Advanced Date Ranges
Although there is an ample selection of data range options available in Data Studio as standard, sometimes you may need a more advanced solution. For example, some clients may need to see year on year performance but at a day by day level as opposed to date by date. This is generally the case when a business follows a very trend-driven calendar.
As this isn’t a built-in option, we have to get a little bit more technical to achieve this.
Under your comparison date range selector, select “Advanced” from the list options. Once this has been done, you need to choose a fixed start date. To do this, go back to the previous calendar year and select the day that correlates with the 1st date in the current year.
After you’ve done this it’s time to set the end date. To do this, simply select “Today”, “Minus” and then enter 365 as the number of days.
To give this in an example, the screenshot below shows how we set this up to work day on day, 2020 vs 2019. As 1st January 2020 was a Wednesday, we went back and selected Wednesday 2nd January 2019 as the start date.
You can, of course, play around with these date ranges to gain various date range reports.
Another great tip from Al Wightman that we use in the vast majority of our reports. Whilst this may seem like one of the more obvious solutions within Data Studio, it is definitely one of the most underutilized.
Grouping charts together, along with filters and data control can allow you to overhaul your reporting without the need for having pages upon pages. Grouping charts with filters allows you to ensure that when filters are updated, it isn’t the entire report that updates, only the charts within that grouping.
This can come in incredibly handy when you may want to include various chart types within your report that all benefit from differing filter options.
To do this, simply add all charts and filters to the report, highlight them all, right-click and select the group! You’ll see that all selected objects now sit within one box and allow you to move them all at the same time.
So there we have it, 15 advanced Data Studio hacks to help you become a pro. There are countless options and advanced techniques available within Data Studio that can really help take your reporting to the next level, both internally and externally.

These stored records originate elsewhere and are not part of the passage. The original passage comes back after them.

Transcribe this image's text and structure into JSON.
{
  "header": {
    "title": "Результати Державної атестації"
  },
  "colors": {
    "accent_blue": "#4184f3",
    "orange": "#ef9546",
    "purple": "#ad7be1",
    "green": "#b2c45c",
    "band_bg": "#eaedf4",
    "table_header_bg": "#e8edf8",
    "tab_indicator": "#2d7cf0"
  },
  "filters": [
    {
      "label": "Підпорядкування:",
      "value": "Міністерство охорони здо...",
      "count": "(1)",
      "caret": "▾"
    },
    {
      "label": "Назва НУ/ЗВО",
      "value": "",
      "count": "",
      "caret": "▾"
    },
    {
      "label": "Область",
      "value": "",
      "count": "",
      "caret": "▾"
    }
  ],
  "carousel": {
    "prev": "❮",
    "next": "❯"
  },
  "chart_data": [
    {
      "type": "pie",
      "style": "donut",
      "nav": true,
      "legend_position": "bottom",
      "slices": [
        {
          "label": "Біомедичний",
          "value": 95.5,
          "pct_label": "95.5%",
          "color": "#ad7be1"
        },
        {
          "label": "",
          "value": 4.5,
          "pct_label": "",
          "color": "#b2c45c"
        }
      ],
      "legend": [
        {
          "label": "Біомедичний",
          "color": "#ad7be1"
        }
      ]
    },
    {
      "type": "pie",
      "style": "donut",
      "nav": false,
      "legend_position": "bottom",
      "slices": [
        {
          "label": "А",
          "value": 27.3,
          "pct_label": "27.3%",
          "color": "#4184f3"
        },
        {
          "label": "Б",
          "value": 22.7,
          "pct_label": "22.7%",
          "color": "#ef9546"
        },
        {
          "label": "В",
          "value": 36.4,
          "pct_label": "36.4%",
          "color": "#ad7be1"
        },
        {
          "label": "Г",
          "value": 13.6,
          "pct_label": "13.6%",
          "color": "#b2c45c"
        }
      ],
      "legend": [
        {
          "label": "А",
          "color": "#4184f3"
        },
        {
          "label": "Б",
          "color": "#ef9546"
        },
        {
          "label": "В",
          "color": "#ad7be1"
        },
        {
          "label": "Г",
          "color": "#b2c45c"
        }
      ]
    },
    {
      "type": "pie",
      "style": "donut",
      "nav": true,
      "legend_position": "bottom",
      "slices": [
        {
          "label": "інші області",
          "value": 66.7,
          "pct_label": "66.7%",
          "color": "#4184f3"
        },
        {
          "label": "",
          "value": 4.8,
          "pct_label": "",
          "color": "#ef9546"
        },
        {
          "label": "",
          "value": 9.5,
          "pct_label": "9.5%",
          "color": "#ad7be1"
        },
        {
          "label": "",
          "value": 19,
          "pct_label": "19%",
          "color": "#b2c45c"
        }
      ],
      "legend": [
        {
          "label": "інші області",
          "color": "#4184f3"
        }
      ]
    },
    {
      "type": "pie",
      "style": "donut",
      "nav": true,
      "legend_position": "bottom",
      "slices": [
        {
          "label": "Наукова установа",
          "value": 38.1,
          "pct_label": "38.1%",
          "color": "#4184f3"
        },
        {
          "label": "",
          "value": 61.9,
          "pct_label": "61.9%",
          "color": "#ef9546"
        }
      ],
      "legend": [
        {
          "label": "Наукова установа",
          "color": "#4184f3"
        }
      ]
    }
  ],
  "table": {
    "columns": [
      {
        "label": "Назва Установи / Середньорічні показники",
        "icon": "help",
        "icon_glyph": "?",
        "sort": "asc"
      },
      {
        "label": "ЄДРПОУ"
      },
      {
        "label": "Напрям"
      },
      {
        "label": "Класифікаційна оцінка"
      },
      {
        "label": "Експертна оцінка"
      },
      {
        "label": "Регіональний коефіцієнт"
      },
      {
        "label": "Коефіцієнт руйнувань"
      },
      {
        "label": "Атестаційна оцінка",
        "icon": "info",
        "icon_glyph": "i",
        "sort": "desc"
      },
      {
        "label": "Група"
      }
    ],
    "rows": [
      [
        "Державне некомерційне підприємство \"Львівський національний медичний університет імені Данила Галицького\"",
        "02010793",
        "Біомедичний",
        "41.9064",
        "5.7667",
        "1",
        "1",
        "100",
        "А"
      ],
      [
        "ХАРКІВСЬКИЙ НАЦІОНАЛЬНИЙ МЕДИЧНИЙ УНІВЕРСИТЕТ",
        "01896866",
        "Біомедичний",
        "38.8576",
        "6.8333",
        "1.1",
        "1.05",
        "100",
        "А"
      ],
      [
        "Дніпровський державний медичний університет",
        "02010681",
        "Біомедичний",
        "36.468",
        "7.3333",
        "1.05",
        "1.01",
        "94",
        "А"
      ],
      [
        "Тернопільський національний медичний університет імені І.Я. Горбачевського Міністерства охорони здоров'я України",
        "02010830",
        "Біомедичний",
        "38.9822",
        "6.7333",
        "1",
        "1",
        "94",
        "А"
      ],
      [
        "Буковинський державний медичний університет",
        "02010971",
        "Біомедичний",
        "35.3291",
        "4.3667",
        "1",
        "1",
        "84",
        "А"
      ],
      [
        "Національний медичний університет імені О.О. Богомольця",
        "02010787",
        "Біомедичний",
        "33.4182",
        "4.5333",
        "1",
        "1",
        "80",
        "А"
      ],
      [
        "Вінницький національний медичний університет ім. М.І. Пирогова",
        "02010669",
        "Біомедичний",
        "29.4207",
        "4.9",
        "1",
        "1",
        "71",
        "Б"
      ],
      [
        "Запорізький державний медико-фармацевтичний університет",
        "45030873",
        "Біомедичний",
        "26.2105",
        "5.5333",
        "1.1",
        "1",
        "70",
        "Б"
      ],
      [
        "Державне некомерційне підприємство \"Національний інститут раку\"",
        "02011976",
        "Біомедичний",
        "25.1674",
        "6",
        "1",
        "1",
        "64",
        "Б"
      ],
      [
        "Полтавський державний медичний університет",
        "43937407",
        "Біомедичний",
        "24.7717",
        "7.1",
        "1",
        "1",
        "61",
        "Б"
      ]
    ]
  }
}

Since launching this blog post, we’ve had some fantastic suggestions sent into us that we just had to include, so here’s a bonus round of additional hacks you can use!
Clean up parameters with calculated fields
Omi Sido has an awesome hack that uses calculated fields to clean up parameters, we have all seen it where you have you are looking at landing pages and you spot that Facebook and other sources have added in their own parameters, stripping them in GA is the best approach but you can’t do that retrospectively.
REGEXP_REPLACE(Landing Page, ‘\\?.+’, ”)
Omi also mentioned using the CASE Statement for segmenting weekdays from weekends – More on CASE Statements here!
Big Brand Reporting
This amazing hack comes courtesy of Aleyda Solis and is incredibly valuable for anyone working on big brands;
When you’re working with big brands it is important to understand the impact of branded related searches and have additional reports filtering out brand-related activity to have a better and more straight-forward view of the impact of your work focused on non-branded queries.
- Create a Brand vs. Non-Brand Queries chart split using calculated fields that supports conditional “CASE” functions and regular expressions that facilitate the matching with different brand variations:
- Filter your tables and charts excluding Queries that contain your different brand variations, to be able to see in them only your non-branded queries performance:
Tie dates to your commentary
Daniel Cartland sent in a fantastic tip on how you can make your commentary in sheets more powerful;
Building upon Nick’s idea with the embedded Google Sheet, you can also tie a date to a comment, which means it is connected to the date range selected, sort of like the commentary available in GA. This can be useful to see how changes implemented, or G updates as you mention, have had an impact on traffic/revenue etc.